The highly-publicized breach at first Target, then Neiman Marcus, highlights the role that a credit report can play as an early warning that your identity has been stolen. Here are some strategies you can employ to protect yourself and your credit history.
Examine Your Credit Report
Under the Fair Credit Reporting law, every credit rating agency must provide the individuals it rates with a free annual credit report each year so that you can double check it for accuracy. That’s important because errors often creep into our reports and can have a detrimental effect on our rating. Even more important in this era of identity theft, keeping a careful eye on our credit reports can alert us that our identities have been compromised.
The three major credit rating agencies – Experian, TransUnion and Equifax – will allow you to request a free report from their web sites once a year. Or submit your request to each from the FTC-authorized web site www.annualcreditreport.com. From this site, your annual report is free, but beware, however, if you find yourself on a web site that requires you to pay a fee to access yours. You’ve inadvertently accessed one of the many web sites that exploits consumer confusion over their rights to charge unnecessary fees for viewing their credit report.
If you spot activity on your report that isn’t yours – new accounts opened in your name or transactions on existing accounts you’ve haven’t made – then take action immediately to alert both your lenders and the credit reporting agencies that your identity has been stolen and fraud has occurred.
Each one of your lenders will have a fraud alert protocol listed on their respective websites. The same is true for the credit reporting agencies. Don’t delay. If you suspect fraud, the faster you take action, the quicker the criminals can be stopped from using your good name.
If you’ve discovered that your identity has been stolen, you can ask the credit reporting agencies to put a fraud alert on your account. Unfortunately, a fraud alert is a rather weak defense, because it only requires that any potential creditor verify your identification before granting credit. Most creditors will simply phone the applicant and ask for verification, a very easy step to overcome by a determined crook.
That’s why you may want to take an additional step and put a security freeze on your account. It will cost you a small fee, such as $10 per reporting agency, and $10 each time you want your credit report to be released, but the added protection may well be worth it. That’s because a security freeze locks up your data so that no one can access it.
The good news with this tactic is that no one will be able to use your personal information to create a new account in your name.

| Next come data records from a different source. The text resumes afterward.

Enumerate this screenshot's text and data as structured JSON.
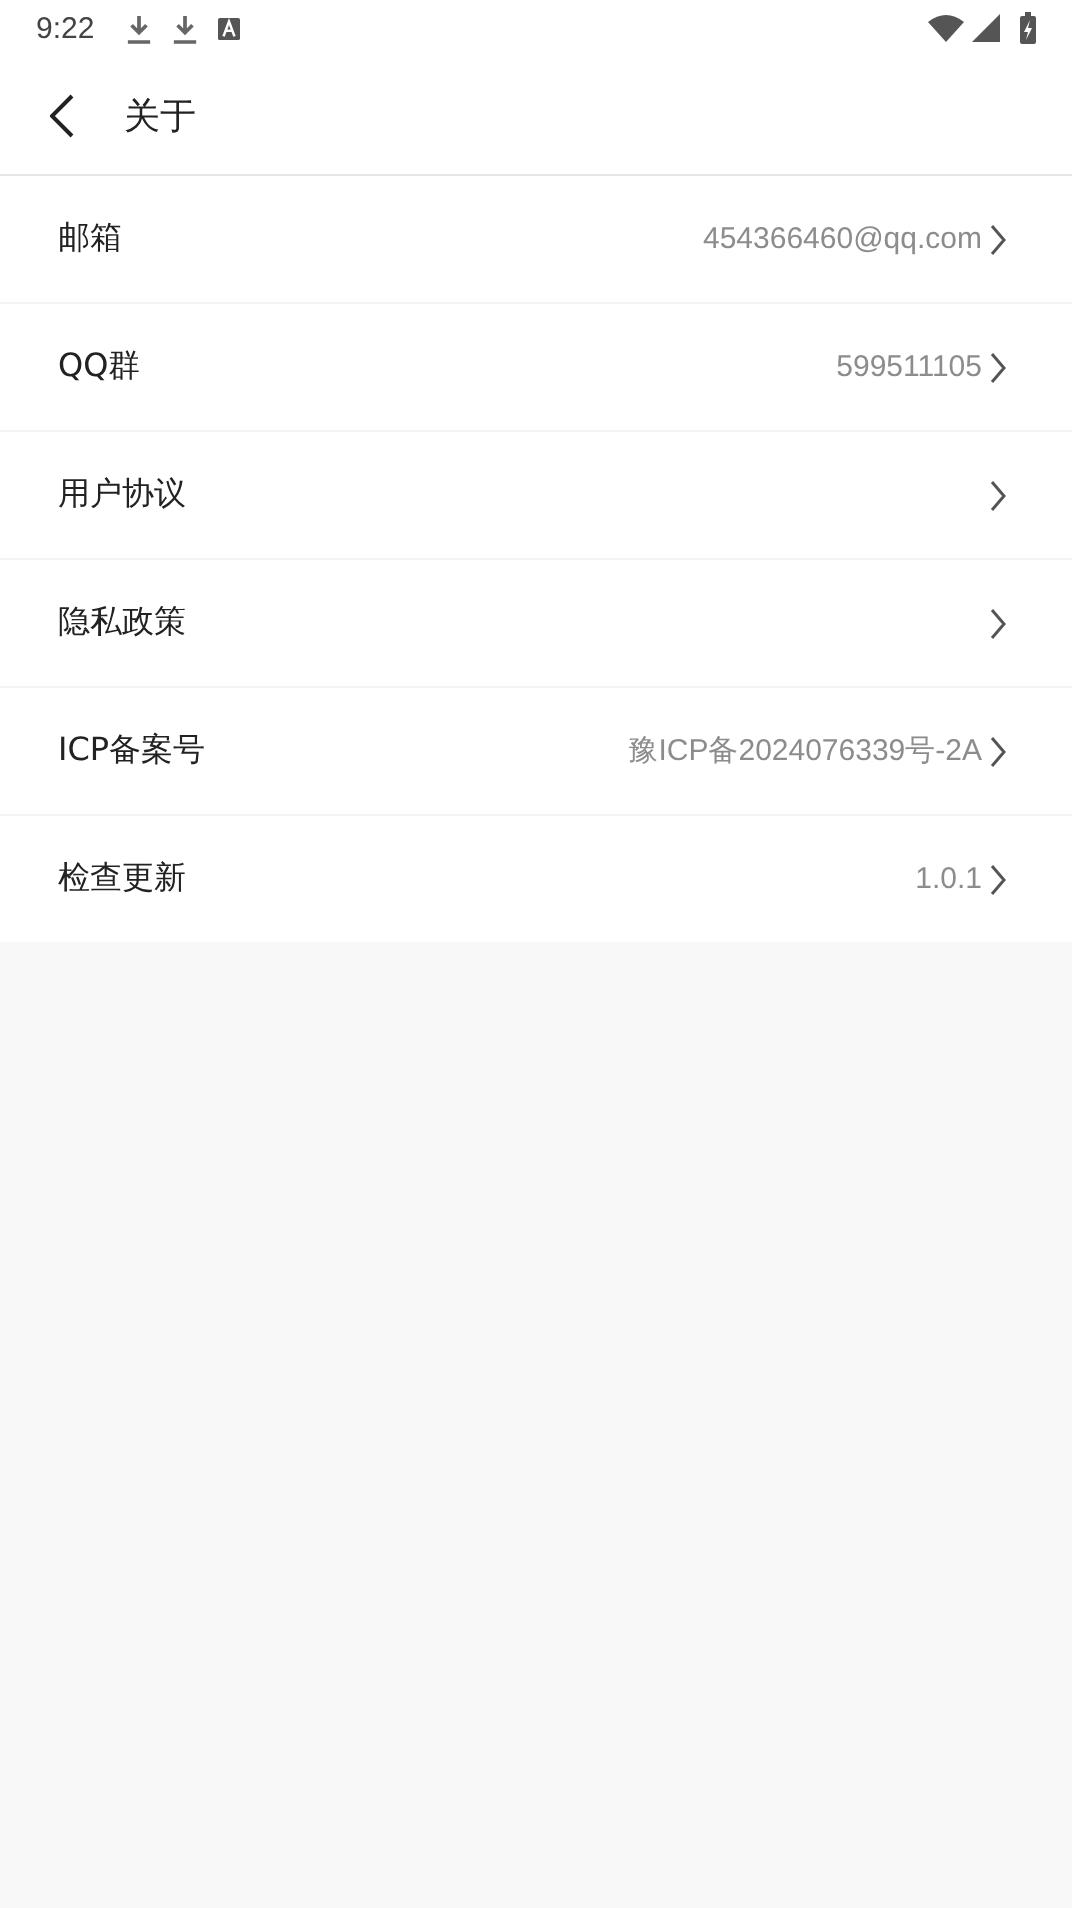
{
  "status_bar": {
    "time": "9:22"
  },
  "header": {
    "title": "关于"
  },
  "rows": [
    {
      "label": "邮箱",
      "value": "454366460@qq.com"
    },
    {
      "label": "QQ群",
      "value": "599511105"
    },
    {
      "label": "用户协议"
    },
    {
      "label": "隐私政策"
    },
    {
      "label": "ICP备案号",
      "value": "豫ICP备2024076339号-2A"
    },
    {
      "label": "检查更新",
      "value": "1.0.1"
    }
  ]
}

But it won’t help if someone has stolen your existing credit card information.
When in doubt: change your passwords for online access to your accounts; change your pin numbers; set up transaction alerts with your lenders to notify you of any activity; and lastly, request new cards with new account numbers.
Copyright DMG Financial